Vector instruction sets are sparse, asymmetrical, and vary in size and
features from one generation to another. For example, some Intel
processors feature 512-bit wide vector instructions
means that they can process 16 floating point numbers with one
instruction. However, today’s high-end ARM processors feature 128-bit
wide vector instructions
http://www.arm.com/products/processors/technologies/neon.php and can
only process 4 floating point elements. ARM processors support
byte-sized blend instructions but only recent Intel processors added
support for byte-sized blends. ARM processors support variable shifts
but only Intel processors with AVX2 support variable shifts. Different
generations of Intel processors support different instruction sets with
different features such as broadcasting from a local register, 16-bit
and 64-bit arithmetic, and varied shuffles. Modern processors even
feature predicated arithmetic and scatter/gather instructions that are
very difficult to model using target independent high-level intrinsics.
The designers of the high-level target independent API should decide if
they want to support the union of all vector instruction sets, or the
intersection. A subset of the vector instructions that represent the
intersection of all popular instruction sets is not useable for writing
non-trivial vector programs. And the superset of the vector instructions
will cause huge performance regressions on platforms that do not support
the used instructions.
Code that uses SIMD.js is not performance-portable. Modern vectorizing
compilers feature complex cost models and heuristics for deciding when
to vectorize, at which vector width, and how many loop iterations to
interleave. The cost models takes into account the features of the
vector instruction set, properties of the architecture such as the
number of vector registers, and properties of the current processor
generation. Making a poor selection decision on any of the vectorization
parameters can result in a major performance regression. Executing
vector intrinsics on processors that don’t support them is slower than
executing multiple scalar instructions because the compiler can’t always
generate efficient with the same semantics.
I don’t believe that it is possible to write non-trivial vector code
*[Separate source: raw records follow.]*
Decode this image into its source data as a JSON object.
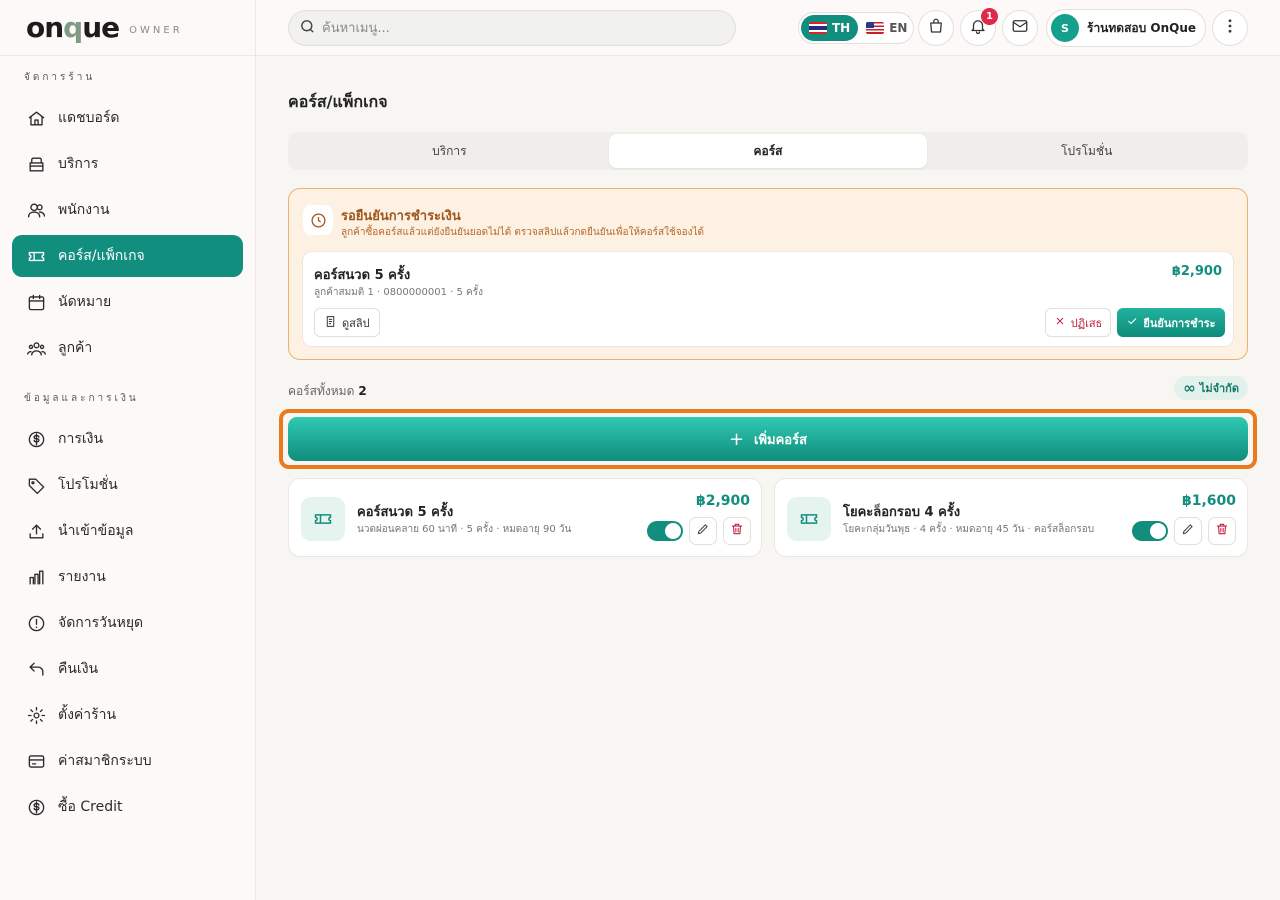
{
  "brand": {
    "logo": "onque",
    "subtitle": "OWNER"
  },
  "sidebar": {
    "sections": [
      {
        "title": "จัดการร้าน"
      },
      {
        "title": "ข้อมูลและการเงิน"
      }
    ],
    "items": [
      {
        "label": "แดชบอร์ด",
        "icon": "home-icon"
      },
      {
        "label": "บริการ",
        "icon": "box-icon"
      },
      {
        "label": "พนักงาน",
        "icon": "users-icon"
      },
      {
        "label": "คอร์ส/แพ็กเกจ",
        "icon": "ticket-icon",
        "active": true
      },
      {
        "label": "นัดหมาย",
        "icon": "calendar-icon"
      },
      {
        "label": "ลูกค้า",
        "icon": "customers-icon"
      },
      {
        "label": "การเงิน",
        "icon": "dollar-circle-icon"
      },
      {
        "label": "โปรโมชั่น",
        "icon": "tag-icon"
      },
      {
        "label": "นำเข้าข้อมูล",
        "icon": "upload-icon"
      },
      {
        "label": "รายงาน",
        "icon": "bar-chart-icon"
      },
      {
        "label": "จัดการวันหยุด",
        "icon": "alert-circle-icon"
      },
      {
        "label": "คืนเงิน",
        "icon": "undo-icon"
      },
      {
        "label": "ตั้งค่าร้าน",
        "icon": "gear-icon"
      },
      {
        "label": "ค่าสมาชิกระบบ",
        "icon": "credit-card-icon"
      },
      {
        "label": "ซื้อ Credit",
        "icon": "dollar-circle-icon"
      }
    ]
  },
  "topbar": {
    "search_placeholder": "ค้นหาเมนู...",
    "lang_th": "TH",
    "lang_en": "EN",
    "notification_count": "1",
    "avatar_initial": "S",
    "shop_name": "ร้านทดสอบ OnQue"
  },
  "page": {
    "title": "คอร์ส/แพ็กเกจ",
    "tabs": [
      {
        "label": "บริการ"
      },
      {
        "label": "คอร์ส",
        "active": true
      },
      {
        "label": "โปรโมชั่น"
      }
    ]
  },
  "pending": {
    "title": "รอยืนยันการชำระเงิน",
    "subtitle": "ลูกค้าซื้อคอร์สแล้วแต่ยังยืนยันยอดไม่ได้ ตรวจสลิปแล้วกดยืนยันเพื่อให้คอร์สใช้จองได้",
    "item": {
      "name": "คอร์สนวด 5 ครั้ง",
      "meta": "ลูกค้าสมมติ 1 · 0800000001 · 5 ครั้ง",
      "price": "฿2,900",
      "view_slip": "ดูสลิป",
      "reject": "ปฏิเสธ",
      "confirm": "ยืนยันการชำระ"
    }
  },
  "courses_summary": {
    "label": "คอร์สทั้งหมด",
    "count": "2",
    "limit_symbol": "∞",
    "limit_label": "ไม่จำกัด"
  },
  "add_button": {
    "label": "เพิ่มคอร์ส"
  },
  "courses": [
    {
      "name": "คอร์สนวด 5 ครั้ง",
      "meta": "นวดผ่อนคลาย 60 นาที · 5 ครั้ง · หมดอายุ 90 วัน",
      "price": "฿2,900",
      "enabled": true
    },
    {
      "name": "โยคะล็อกรอบ 4 ครั้ง",
      "meta": "โยคะกลุ่มวันพุธ · 4 ครั้ง · หมดอายุ 45 วัน · คอร์สล็อกรอบ",
      "price": "฿1,600",
      "enabled": true
    }
  ],
  "colors": {
    "accent": "#128e7e",
    "highlight": "#ec7a1c",
    "pending_bg": "#fdf1e3",
    "danger": "#c2203c"
  }
}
that will show performance gains on processors from different families.
Executing vector code with insufficient hardware support will cause
major performance regressions. One of the motivations for SIMD.js was to